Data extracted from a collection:
⟨
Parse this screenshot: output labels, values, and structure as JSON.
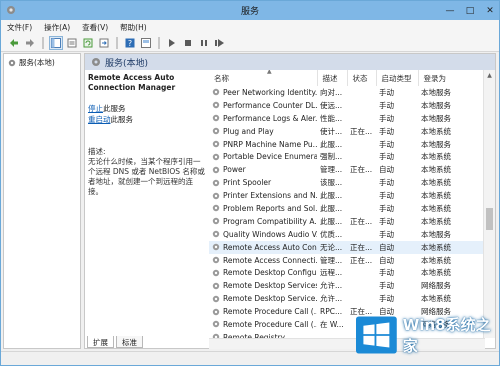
{
  "window": {
    "title": "服务"
  },
  "menu": [
    "文件(F)",
    "操作(A)",
    "查看(V)",
    "帮助(H)"
  ],
  "tree": {
    "node": "服务(本地)"
  },
  "panel": {
    "header": "服务(本地)"
  },
  "detail": {
    "service_name": "Remote Access Auto Connection Manager",
    "stop_link": "停止",
    "stop_suffix": "此服务",
    "restart_link": "重启动",
    "restart_suffix": "此服务",
    "desc_label": "描述:",
    "desc_text": "无论什么时候，当某个程序引用一个远程 DNS 或者 NetBIOS 名称或者地址，就创建一个到远程的连接。"
  },
  "columns": [
    "名称",
    "描述",
    "状态",
    "启动类型",
    "登录为"
  ],
  "rows": [
    [
      "Peer Networking Identity...",
      "向对...",
      "",
      "手动",
      "本地服务"
    ],
    [
      "Performance Counter DL...",
      "使远...",
      "",
      "手动",
      "本地服务"
    ],
    [
      "Performance Logs & Aler...",
      "性能...",
      "",
      "手动",
      "本地服务"
    ],
    [
      "Plug and Play",
      "使计...",
      "正在...",
      "手动",
      "本地系统"
    ],
    [
      "PNRP Machine Name Pu...",
      "此服...",
      "",
      "手动",
      "本地服务"
    ],
    [
      "Portable Device Enumera...",
      "强制...",
      "",
      "手动",
      "本地系统"
    ],
    [
      "Power",
      "管理...",
      "正在...",
      "自动",
      "本地系统"
    ],
    [
      "Print Spooler",
      "该服...",
      "",
      "手动",
      "本地系统"
    ],
    [
      "Printer Extensions and N...",
      "此服...",
      "",
      "手动",
      "本地系统"
    ],
    [
      "Problem Reports and Sol...",
      "此服...",
      "",
      "手动",
      "本地系统"
    ],
    [
      "Program Compatibility A...",
      "此服...",
      "正在...",
      "手动",
      "本地系统"
    ],
    [
      "Quality Windows Audio V...",
      "优质...",
      "",
      "手动",
      "本地服务"
    ],
    [
      "Remote Access Auto Con...",
      "无论...",
      "正在...",
      "自动",
      "本地系统"
    ],
    [
      "Remote Access Connecti...",
      "管理...",
      "正在...",
      "自动",
      "本地系统"
    ],
    [
      "Remote Desktop Configu...",
      "远程...",
      "",
      "手动",
      "本地系统"
    ],
    [
      "Remote Desktop Services",
      "允许...",
      "",
      "手动",
      "网络服务"
    ],
    [
      "Remote Desktop Service...",
      "允许...",
      "",
      "手动",
      "本地系统"
    ],
    [
      "Remote Procedure Call (...",
      "RPC...",
      "正在...",
      "自动",
      "网络服务"
    ],
    [
      "Remote Procedure Call (...",
      "在 W...",
      "",
      "手动",
      "网络服务"
    ],
    [
      "Remote Registry",
      "",
      "",
      "",
      ""
    ]
  ],
  "selected_row": 12,
  "tabs": [
    "扩展",
    "标准"
  ],
  "watermark": {
    "text": "Win8系统之家"
  }
}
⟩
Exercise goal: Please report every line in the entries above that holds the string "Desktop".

Reply:
      "Remote Desktop Configu...",
      "Remote Desktop Services",
      "Remote Desktop Service...",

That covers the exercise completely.